Work item:
Scan the entries below for the word "clients" and copy every line in which it occurs.

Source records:

----------

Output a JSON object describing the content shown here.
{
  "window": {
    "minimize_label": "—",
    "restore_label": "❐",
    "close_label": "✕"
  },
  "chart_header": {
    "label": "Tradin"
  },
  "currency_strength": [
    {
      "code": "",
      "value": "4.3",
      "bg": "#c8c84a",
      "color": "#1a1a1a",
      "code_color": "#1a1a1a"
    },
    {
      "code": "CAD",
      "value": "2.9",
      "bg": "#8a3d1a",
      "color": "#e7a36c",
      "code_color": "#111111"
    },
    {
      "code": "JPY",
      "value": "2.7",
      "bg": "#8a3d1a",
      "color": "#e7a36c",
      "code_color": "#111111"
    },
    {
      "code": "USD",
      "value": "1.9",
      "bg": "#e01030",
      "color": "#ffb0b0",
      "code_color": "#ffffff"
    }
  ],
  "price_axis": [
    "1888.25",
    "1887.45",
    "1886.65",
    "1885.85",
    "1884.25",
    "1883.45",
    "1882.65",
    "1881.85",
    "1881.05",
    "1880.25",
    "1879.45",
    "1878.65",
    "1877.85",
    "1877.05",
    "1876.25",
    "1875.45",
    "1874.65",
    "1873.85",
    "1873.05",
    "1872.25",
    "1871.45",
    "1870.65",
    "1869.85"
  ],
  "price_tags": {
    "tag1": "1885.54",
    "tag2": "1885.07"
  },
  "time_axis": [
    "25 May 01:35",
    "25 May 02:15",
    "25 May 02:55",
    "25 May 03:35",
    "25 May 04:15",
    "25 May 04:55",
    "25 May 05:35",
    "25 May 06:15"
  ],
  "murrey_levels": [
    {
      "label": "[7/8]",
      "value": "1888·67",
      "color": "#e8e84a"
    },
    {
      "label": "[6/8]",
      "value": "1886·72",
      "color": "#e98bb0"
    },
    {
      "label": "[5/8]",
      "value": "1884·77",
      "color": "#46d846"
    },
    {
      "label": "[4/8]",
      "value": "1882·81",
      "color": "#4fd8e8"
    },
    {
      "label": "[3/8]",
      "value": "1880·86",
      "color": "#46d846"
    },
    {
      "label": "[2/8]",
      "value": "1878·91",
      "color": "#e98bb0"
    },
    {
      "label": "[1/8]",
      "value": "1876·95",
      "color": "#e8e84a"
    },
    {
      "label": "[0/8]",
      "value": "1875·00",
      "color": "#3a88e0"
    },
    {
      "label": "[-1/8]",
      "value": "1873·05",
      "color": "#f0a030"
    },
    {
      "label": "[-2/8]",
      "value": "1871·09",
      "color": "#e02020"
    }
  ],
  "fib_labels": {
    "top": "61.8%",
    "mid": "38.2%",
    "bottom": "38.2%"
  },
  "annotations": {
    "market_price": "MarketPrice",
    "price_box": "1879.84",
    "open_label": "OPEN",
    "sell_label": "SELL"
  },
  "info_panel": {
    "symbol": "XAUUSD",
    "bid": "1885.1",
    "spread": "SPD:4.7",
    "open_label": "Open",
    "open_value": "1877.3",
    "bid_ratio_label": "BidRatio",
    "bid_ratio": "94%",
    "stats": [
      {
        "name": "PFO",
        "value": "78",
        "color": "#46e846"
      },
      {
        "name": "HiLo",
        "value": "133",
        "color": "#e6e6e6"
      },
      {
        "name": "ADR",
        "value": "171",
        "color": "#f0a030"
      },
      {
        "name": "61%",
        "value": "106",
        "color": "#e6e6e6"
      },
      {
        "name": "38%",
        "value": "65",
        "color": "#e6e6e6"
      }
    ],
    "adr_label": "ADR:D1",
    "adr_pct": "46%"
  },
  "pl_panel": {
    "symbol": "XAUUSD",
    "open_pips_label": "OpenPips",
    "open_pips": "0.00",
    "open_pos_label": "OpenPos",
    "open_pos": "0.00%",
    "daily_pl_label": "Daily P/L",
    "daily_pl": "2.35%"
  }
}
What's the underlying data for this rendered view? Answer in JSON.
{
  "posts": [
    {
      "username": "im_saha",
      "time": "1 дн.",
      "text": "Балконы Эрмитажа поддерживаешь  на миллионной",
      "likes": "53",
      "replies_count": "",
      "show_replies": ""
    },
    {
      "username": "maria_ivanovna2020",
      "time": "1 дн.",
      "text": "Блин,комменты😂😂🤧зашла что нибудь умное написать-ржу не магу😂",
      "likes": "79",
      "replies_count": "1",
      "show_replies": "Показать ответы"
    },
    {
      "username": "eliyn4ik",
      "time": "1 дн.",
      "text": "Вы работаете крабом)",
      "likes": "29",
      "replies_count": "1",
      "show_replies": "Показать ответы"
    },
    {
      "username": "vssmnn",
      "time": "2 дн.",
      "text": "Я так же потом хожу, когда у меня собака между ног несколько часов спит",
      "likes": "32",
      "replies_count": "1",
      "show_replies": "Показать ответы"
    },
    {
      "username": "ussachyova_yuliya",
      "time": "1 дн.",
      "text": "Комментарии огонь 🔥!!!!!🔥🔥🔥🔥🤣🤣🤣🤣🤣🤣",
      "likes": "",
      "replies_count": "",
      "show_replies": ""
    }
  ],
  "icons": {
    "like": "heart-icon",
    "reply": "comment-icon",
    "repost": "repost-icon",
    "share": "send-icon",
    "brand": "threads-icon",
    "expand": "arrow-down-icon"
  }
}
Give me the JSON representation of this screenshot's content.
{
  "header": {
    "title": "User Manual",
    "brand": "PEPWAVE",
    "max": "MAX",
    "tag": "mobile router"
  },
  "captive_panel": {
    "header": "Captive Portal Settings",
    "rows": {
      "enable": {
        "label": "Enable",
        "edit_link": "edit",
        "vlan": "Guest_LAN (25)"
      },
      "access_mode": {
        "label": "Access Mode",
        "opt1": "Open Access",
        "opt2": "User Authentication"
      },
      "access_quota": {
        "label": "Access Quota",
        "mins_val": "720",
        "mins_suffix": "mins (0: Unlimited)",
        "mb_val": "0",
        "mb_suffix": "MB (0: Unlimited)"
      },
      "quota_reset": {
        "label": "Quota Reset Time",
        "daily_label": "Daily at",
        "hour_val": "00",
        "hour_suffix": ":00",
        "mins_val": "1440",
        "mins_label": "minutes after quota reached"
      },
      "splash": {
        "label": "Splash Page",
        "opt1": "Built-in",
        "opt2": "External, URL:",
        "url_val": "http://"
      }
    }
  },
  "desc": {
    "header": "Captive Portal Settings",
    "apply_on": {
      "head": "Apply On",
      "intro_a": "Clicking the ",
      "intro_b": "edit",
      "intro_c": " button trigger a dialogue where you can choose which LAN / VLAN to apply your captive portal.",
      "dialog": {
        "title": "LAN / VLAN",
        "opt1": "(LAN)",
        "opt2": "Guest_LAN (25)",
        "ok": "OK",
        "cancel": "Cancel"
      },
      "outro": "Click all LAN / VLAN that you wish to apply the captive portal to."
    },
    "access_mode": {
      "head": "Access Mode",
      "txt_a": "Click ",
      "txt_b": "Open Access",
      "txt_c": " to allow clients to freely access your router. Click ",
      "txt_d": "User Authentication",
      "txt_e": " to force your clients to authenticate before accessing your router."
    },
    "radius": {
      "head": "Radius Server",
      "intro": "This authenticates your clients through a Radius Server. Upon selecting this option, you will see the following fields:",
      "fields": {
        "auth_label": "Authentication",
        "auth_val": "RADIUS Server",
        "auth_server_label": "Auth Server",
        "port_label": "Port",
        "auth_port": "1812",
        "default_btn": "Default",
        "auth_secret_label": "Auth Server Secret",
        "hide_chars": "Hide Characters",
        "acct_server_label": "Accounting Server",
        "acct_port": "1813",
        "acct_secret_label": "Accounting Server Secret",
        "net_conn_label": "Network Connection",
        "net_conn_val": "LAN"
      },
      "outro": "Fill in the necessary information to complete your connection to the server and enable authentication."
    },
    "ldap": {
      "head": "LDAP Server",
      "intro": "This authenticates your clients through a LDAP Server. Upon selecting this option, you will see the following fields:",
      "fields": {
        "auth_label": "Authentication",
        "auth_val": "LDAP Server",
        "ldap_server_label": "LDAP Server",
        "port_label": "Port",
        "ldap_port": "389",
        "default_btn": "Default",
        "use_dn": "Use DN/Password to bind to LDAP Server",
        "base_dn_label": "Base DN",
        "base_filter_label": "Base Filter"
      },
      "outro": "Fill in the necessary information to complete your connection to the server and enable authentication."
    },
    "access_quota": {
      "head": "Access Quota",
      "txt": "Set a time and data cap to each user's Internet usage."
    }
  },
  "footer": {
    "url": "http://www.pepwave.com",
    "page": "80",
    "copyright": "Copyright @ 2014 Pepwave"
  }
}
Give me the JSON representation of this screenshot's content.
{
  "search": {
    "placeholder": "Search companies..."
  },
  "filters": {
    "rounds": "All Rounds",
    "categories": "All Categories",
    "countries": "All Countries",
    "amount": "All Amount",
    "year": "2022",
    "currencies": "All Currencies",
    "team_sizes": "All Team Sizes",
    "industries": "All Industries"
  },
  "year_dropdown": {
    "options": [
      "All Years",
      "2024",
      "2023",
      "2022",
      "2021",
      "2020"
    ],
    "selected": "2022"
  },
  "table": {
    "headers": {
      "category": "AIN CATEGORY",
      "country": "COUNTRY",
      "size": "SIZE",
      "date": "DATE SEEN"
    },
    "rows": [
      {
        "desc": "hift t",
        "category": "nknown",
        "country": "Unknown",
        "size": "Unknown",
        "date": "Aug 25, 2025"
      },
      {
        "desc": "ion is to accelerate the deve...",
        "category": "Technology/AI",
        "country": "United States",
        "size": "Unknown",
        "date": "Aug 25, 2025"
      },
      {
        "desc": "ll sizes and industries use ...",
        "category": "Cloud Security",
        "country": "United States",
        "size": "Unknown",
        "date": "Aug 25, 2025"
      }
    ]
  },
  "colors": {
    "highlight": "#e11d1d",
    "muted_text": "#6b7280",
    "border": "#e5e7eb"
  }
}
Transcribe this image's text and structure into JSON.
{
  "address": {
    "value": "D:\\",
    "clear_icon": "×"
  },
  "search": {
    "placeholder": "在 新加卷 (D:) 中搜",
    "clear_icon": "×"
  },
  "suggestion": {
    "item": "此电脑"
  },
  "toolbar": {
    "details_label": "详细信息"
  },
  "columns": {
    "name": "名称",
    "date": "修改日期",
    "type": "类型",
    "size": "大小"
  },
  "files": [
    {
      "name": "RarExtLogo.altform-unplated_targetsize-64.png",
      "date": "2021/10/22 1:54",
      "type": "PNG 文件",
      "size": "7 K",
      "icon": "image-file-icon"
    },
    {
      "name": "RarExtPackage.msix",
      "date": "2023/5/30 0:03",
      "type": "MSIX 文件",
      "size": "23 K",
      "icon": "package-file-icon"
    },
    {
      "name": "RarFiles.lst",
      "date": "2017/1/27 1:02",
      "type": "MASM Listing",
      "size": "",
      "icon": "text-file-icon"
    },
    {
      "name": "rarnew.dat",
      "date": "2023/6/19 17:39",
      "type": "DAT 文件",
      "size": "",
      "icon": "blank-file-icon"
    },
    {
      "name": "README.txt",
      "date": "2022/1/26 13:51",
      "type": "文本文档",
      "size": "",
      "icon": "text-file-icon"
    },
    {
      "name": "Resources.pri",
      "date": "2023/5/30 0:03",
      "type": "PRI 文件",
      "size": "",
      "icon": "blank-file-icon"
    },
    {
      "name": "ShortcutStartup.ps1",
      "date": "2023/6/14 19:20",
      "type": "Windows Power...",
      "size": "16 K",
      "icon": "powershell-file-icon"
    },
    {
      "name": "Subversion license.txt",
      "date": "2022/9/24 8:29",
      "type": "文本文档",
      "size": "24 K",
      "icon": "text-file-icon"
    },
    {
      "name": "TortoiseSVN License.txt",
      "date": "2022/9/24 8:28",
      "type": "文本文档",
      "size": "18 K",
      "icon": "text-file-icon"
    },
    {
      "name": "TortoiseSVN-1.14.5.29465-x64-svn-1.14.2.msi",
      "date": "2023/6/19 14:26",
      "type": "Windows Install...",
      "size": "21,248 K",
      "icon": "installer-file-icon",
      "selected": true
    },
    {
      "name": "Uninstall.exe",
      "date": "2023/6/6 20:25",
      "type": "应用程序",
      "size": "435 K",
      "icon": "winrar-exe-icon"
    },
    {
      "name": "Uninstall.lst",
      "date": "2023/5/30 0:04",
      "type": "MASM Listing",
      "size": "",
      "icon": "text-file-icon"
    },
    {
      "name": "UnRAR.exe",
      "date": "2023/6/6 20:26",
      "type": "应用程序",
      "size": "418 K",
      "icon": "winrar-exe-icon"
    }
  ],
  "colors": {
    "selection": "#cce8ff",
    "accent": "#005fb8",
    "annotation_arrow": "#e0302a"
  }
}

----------

Response to this task:
      "txt_c": " to allow clients to freely access your router. Click ",
      "txt_e": " to force your clients to authenticate before accessing your router."
      "intro": "This authenticates your clients through a Radius Server. Upon selecting this option, you will see the following fields:",
      "intro": "This authenticates your clients through a LDAP Server. Upon selecting this option, you will see the following fields:",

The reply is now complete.